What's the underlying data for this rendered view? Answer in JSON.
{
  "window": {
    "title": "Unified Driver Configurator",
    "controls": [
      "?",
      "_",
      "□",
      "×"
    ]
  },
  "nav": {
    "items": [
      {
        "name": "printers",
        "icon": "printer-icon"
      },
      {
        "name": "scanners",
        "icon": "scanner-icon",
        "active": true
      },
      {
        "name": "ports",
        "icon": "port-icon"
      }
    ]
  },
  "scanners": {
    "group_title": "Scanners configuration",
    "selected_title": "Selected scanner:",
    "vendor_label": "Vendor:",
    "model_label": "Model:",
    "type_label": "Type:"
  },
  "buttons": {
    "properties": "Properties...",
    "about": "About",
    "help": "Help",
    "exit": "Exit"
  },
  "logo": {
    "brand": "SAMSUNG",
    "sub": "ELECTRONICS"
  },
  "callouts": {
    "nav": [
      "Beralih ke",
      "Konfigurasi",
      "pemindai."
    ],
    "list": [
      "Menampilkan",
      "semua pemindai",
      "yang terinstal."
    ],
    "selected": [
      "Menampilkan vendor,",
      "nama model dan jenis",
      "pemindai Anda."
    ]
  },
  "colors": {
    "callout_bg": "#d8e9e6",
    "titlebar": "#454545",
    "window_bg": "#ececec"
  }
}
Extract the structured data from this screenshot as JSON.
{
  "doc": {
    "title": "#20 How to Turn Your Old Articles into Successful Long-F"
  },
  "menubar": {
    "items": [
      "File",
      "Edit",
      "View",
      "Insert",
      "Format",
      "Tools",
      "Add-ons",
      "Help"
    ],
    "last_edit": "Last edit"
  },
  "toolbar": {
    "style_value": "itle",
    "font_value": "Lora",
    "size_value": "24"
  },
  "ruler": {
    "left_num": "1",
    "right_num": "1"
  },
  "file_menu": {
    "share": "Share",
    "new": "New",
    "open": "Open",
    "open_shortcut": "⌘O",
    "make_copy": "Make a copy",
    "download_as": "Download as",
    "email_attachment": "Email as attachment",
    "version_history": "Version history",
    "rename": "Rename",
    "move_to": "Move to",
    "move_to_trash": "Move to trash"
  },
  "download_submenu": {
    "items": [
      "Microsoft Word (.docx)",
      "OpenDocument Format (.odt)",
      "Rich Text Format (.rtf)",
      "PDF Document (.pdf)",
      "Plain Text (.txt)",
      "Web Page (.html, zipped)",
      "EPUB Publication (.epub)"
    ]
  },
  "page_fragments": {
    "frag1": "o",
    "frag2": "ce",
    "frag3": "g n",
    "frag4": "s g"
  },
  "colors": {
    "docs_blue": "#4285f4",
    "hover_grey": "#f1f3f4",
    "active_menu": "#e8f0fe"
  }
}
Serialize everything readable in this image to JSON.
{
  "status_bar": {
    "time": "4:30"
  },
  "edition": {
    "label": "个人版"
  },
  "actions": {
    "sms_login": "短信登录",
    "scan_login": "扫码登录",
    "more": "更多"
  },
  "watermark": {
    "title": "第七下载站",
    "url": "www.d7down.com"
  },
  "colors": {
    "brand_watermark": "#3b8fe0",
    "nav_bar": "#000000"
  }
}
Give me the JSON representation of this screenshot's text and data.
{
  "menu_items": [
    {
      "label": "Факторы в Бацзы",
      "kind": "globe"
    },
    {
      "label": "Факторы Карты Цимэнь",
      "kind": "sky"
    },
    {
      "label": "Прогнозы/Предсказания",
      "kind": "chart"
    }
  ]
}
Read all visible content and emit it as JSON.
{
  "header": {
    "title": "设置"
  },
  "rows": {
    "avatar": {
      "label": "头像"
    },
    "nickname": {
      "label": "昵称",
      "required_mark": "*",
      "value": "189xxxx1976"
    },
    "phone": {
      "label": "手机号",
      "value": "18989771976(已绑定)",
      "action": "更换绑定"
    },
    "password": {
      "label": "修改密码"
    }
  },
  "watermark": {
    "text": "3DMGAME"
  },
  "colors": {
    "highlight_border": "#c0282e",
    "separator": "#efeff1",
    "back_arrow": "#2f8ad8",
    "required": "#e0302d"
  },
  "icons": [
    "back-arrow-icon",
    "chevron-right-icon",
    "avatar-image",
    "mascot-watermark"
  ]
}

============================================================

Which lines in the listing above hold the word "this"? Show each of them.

What's the underlying data for this rendered view? Answer in JSON.
Extract the structured data from this screenshot as JSON.
Serialize everything readable in this image to JSON.
Give me the JSON representation of this screenshot's text and data.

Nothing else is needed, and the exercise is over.